▶ [Task objective] These records are to be written out exactly as they read, minus the pictures.

※

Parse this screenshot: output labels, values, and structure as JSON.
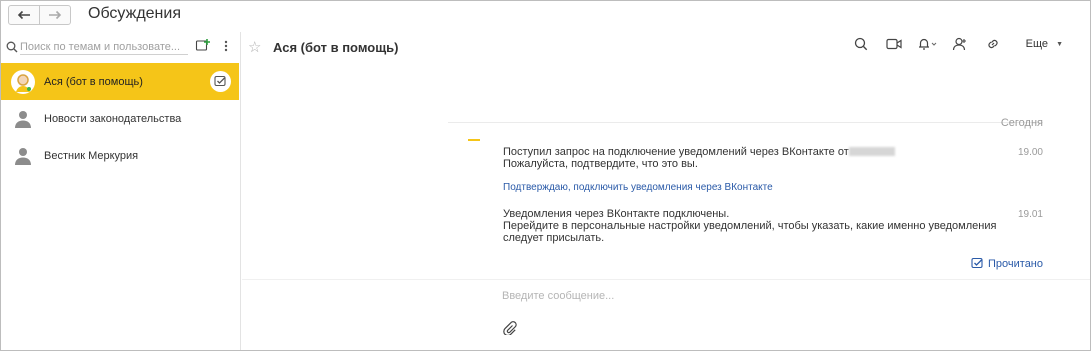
{
  "window": {
    "title": "Обсуждения",
    "back_label": "🡐",
    "forward_label": "🡒"
  },
  "sidebar": {
    "search_placeholder": "Поиск по темам и пользовате...",
    "conversations": [
      {
        "name": "Ася (бот в помощь)",
        "active": true
      },
      {
        "name": "Новости законодательства",
        "active": false
      },
      {
        "name": "Вестник Меркурия",
        "active": false
      }
    ]
  },
  "chat": {
    "title": "Ася (бот в помощь)",
    "more_label": "Еще",
    "date_separator": "Сегодня",
    "messages": [
      {
        "lines": [
          "Поступил запрос на подключение уведомлений через ВКонтакте от",
          "Пожалуйста, подтвердите, что это вы."
        ],
        "time": "19.00"
      },
      {
        "lines": [
          "Уведомления через ВКонтакте подключены.",
          "Перейдите в персональные настройки уведомлений, чтобы указать, какие именно уведомления",
          "следует присылать."
        ],
        "time": "19.01"
      }
    ],
    "confirm_link": "Подтверждаю, подключить уведомления через ВКонтакте",
    "read_status": "Прочитано",
    "compose_placeholder": "Введите сообщение..."
  },
  "colors": {
    "accent_yellow": "#f5c518",
    "link_blue": "#2a5aa8"
  }
}
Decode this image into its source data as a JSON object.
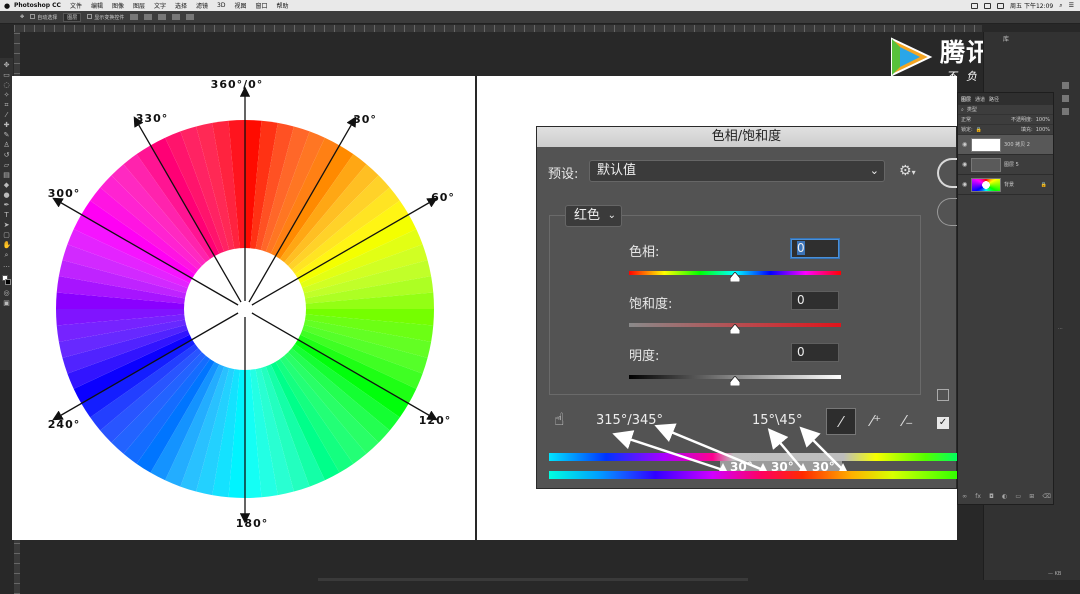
{
  "menubar": {
    "app": "Photoshop CC",
    "items": [
      "文件",
      "编辑",
      "图像",
      "图层",
      "文字",
      "选择",
      "滤镜",
      "3D",
      "视图",
      "窗口",
      "帮助"
    ],
    "clock": "周五 下午12:09"
  },
  "options_bar": {
    "auto_select": "自动选择",
    "target": "图层",
    "show_transform": "显示变换控件"
  },
  "watermark": {
    "title": "腾讯视频",
    "subtitle": "不负好时光"
  },
  "color_wheel": {
    "labels": [
      "360°/0°",
      "30°",
      "60°",
      "120°",
      "180°",
      "240°",
      "300°",
      "330°"
    ]
  },
  "dialog": {
    "title": "色相/饱和度",
    "preset_label": "预设:",
    "preset_value": "默认值",
    "channel_value": "红色",
    "hue_label": "色相:",
    "hue_value": "0",
    "saturation_label": "饱和度:",
    "saturation_value": "0",
    "lightness_label": "明度:",
    "lightness_value": "0",
    "range_left": "315°/345°",
    "range_right": "15°\\45°",
    "segments": [
      "30°",
      "30°",
      "30°"
    ],
    "slider_levels": {
      "hue": 0.5,
      "saturation": 0.5,
      "lightness": 0.5
    }
  },
  "layers_panel": {
    "tabs": [
      "图层",
      "通道",
      "路径"
    ],
    "kind": "类型",
    "blend_mode": "正常",
    "opacity_label": "不透明度:",
    "opacity_value": "100%",
    "lock_label": "锁定:",
    "fill_label": "填充:",
    "fill_value": "100%",
    "layers": [
      {
        "name": "300 拷贝 2",
        "selected": true
      },
      {
        "name": "图层 5",
        "selected": false
      },
      {
        "name": "背景",
        "selected": false
      }
    ]
  },
  "dock": {
    "title": "库",
    "status": "— KB"
  },
  "colors": {
    "dialog_bg": "#535353",
    "focus": "#4a90d9",
    "canvas": "#ffffff",
    "app_bg": "#282828"
  }
}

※

▶ [Answer box]
Parse this screenshot: output labels, values, and structure as JSON.
{
  "window": {
    "title": "Обсуждения",
    "back_label": "🡐",
    "forward_label": "🡒"
  },
  "sidebar": {
    "search_placeholder": "Поиск по темам и пользовате...",
    "conversations": [
      {
        "name": "Ася (бот в помощь)",
        "active": true
      },
      {
        "name": "Новости законодательства",
        "active": false
      },
      {
        "name": "Вестник Меркурия",
        "active": false
      }
    ]
  },
  "chat": {
    "title": "Ася (бот в помощь)",
    "more_label": "Еще",
    "date_separator": "Сегодня",
    "messages": [
      {
        "lines": [
          "Поступил запрос на подключение уведомлений через ВКонтакте от",
          "Пожалуйста, подтвердите, что это вы."
        ],
        "time": "19.00"
      },
      {
        "lines": [
          "Уведомления через ВКонтакте подключены.",
          "Перейдите в персональные настройки уведомлений, чтобы указать, какие именно уведомления",
          "следует присылать."
        ],
        "time": "19.01"
      }
    ],
    "confirm_link": "Подтверждаю, подключить уведомления через ВКонтакте",
    "read_status": "Прочитано",
    "compose_placeholder": "Введите сообщение..."
  },
  "colors": {
    "accent_yellow": "#f5c518",
    "link_blue": "#2a5aa8"
  }
}
Decode this image into its source data as a JSON object.
{
  "menubar": {
    "app": "Photoshop CC",
    "items": [
      "文件",
      "编辑",
      "图像",
      "图层",
      "文字",
      "选择",
      "滤镜",
      "3D",
      "视图",
      "窗口",
      "帮助"
    ],
    "clock": "周五 下午12:09"
  },
  "options_bar": {
    "auto_select": "自动选择",
    "target": "图层",
    "show_transform": "显示变换控件"
  },
  "watermark": {
    "title": "腾讯视频",
    "subtitle": "不负好时光"
  },
  "color_wheel": {
    "labels": [
      "360°/0°",
      "30°",
      "60°",
      "120°",
      "180°",
      "240°",
      "300°",
      "330°"
    ]
  },
  "dialog": {
    "title": "色相/饱和度",
    "preset_label": "预设:",
    "preset_value": "默认值",
    "channel_value": "红色",
    "hue_label": "色相:",
    "hue_value": "0",
    "saturation_label": "饱和度:",
    "saturation_value": "0",
    "lightness_label": "明度:",
    "lightness_value": "0",
    "range_left": "315°/345°",
    "range_right": "15°\\45°",
    "segments": [
      "30°",
      "30°",
      "30°"
    ],
    "slider_levels": {
      "hue": 0.5,
      "saturation": 0.5,
      "lightness": 0.5
    }
  },
  "layers_panel": {
    "tabs": [
      "图层",
      "通道",
      "路径"
    ],
    "kind": "类型",
    "blend_mode": "正常",
    "opacity_label": "不透明度:",
    "opacity_value": "100%",
    "lock_label": "锁定:",
    "fill_label": "填充:",
    "fill_value": "100%",
    "layers": [
      {
        "name": "300 拷贝 2",
        "selected": true
      },
      {
        "name": "图层 5",
        "selected": false
      },
      {
        "name": "背景",
        "selected": false
      }
    ]
  },
  "dock": {
    "title": "库",
    "status": "— KB"
  },
  "colors": {
    "dialog_bg": "#535353",
    "focus": "#4a90d9",
    "canvas": "#ffffff",
    "app_bg": "#282828"
  }
}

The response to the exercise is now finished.